The term “kingdom” combined the imperial culture of the Roman empire with the restoration hopes of the indigenous Jewish people of Judea, Samaria, and Galilee living under Roman imperial colonization. It is the language of that time and place. Today we rightly recognize the kingdom language as hierarchical and patriarchal. It is my studied opinion that we would harmonize more with Jesus’ vision of community cast in the gospels if we referred to this community in more democratic terms, in ways reflected in the democratic principles practiced in the book of Acts by early Jesus communities.
I also argue that the cosmic, post resurrection Jesus became the King of the early Jesus communities. Kingdom imagery was intended to help the church replace any earthly “king,” and make way for a more egalitarian community. Consider the following:
“And do not call anyone on earth ‘father,’ for you have one Father, and he is in heaven. Nor are you to be called instructors, for you have one Instructor, the Messiah.” (Matthew 23.9-10)

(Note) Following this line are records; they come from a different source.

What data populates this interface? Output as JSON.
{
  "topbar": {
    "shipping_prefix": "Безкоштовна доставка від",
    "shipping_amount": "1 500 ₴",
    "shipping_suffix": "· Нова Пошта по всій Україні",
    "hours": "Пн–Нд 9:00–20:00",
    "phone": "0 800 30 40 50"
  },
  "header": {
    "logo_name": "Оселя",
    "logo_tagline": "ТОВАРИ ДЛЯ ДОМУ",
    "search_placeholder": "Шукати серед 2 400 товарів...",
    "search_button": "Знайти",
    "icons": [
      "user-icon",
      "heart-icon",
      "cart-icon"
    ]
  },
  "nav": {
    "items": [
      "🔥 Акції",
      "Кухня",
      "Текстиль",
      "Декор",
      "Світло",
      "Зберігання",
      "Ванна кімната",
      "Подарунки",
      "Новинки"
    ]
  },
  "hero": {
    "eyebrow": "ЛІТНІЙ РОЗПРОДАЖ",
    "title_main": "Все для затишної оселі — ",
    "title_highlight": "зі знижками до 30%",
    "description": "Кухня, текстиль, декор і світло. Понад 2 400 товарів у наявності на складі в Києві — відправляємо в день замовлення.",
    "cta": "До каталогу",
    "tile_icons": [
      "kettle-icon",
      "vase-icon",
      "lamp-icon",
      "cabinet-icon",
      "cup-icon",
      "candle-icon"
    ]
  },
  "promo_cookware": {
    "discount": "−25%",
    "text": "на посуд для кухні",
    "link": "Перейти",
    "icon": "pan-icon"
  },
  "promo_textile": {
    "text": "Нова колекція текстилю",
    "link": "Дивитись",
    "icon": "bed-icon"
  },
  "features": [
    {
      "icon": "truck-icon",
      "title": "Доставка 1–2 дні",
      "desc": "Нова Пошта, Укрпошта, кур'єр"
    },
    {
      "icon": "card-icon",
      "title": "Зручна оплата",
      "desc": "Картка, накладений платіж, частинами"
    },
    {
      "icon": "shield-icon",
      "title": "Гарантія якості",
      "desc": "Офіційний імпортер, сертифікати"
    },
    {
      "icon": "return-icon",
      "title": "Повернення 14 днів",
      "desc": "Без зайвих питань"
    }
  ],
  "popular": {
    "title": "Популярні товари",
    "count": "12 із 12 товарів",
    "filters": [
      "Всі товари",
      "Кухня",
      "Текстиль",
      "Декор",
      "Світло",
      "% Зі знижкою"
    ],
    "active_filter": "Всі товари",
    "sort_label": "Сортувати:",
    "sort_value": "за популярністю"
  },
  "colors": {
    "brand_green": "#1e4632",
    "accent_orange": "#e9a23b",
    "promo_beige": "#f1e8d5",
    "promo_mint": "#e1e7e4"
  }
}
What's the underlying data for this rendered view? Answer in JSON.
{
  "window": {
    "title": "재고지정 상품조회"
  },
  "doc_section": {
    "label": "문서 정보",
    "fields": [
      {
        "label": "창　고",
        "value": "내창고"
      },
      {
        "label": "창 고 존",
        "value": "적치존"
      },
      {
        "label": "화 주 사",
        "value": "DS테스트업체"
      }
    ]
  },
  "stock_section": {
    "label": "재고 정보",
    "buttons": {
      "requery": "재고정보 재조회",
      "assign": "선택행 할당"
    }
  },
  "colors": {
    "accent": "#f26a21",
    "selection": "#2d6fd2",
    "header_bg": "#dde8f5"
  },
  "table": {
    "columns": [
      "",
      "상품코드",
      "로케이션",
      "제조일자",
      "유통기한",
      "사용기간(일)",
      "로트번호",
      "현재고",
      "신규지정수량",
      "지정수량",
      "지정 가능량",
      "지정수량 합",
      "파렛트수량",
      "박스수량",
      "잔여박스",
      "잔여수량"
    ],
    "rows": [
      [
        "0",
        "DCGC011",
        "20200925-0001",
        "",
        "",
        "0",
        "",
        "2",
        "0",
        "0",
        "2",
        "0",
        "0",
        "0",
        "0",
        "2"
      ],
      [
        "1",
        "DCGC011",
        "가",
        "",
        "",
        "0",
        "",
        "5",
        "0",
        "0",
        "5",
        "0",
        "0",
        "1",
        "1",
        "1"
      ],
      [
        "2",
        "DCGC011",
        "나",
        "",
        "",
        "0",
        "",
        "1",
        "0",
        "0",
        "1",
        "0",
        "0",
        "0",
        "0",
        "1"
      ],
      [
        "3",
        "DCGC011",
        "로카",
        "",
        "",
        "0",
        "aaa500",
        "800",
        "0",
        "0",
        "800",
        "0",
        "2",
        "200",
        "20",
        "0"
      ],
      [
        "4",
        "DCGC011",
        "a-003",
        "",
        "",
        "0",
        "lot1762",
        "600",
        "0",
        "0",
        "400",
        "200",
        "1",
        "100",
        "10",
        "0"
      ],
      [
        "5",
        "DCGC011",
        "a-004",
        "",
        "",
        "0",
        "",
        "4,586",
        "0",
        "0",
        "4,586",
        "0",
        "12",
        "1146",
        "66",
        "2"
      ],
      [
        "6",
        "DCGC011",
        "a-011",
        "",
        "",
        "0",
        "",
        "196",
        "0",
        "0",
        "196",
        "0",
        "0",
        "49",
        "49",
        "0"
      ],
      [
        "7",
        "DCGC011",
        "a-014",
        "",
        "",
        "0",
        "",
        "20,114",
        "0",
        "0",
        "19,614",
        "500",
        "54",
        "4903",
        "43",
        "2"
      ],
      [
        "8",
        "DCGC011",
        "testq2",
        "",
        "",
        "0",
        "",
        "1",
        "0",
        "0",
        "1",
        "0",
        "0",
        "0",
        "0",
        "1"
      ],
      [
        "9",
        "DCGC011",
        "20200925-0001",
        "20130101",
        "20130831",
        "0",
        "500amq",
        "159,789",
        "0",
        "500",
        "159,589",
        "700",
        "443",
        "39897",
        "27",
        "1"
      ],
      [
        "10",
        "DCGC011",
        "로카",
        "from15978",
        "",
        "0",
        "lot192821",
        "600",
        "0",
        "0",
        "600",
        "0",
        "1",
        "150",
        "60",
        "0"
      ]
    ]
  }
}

Don’t have kings among yourself, you have one King, Jesus. All of you are to relate to each other non hierarchically as equals:
“But you are not to be called ‘Rabbi,’ for you have one Teacher, and you are all brothers. (Matthew 23:8, emphasis added.)
Again, this language attempts to communicate egalitarian siblinghood and yet even this version only mentions “brothers.” Today, we might say “brothers and sisters,” or more simply “siblings.” We can push this language to be more inclusive of women and nonbinary, gender nonconforming, and other people, and still be in perfect harmony with the trajectory of the intention of the original egalitarian and non-hierarchical passage.
We’ll unpack the Mustard Seed parable, in part 2.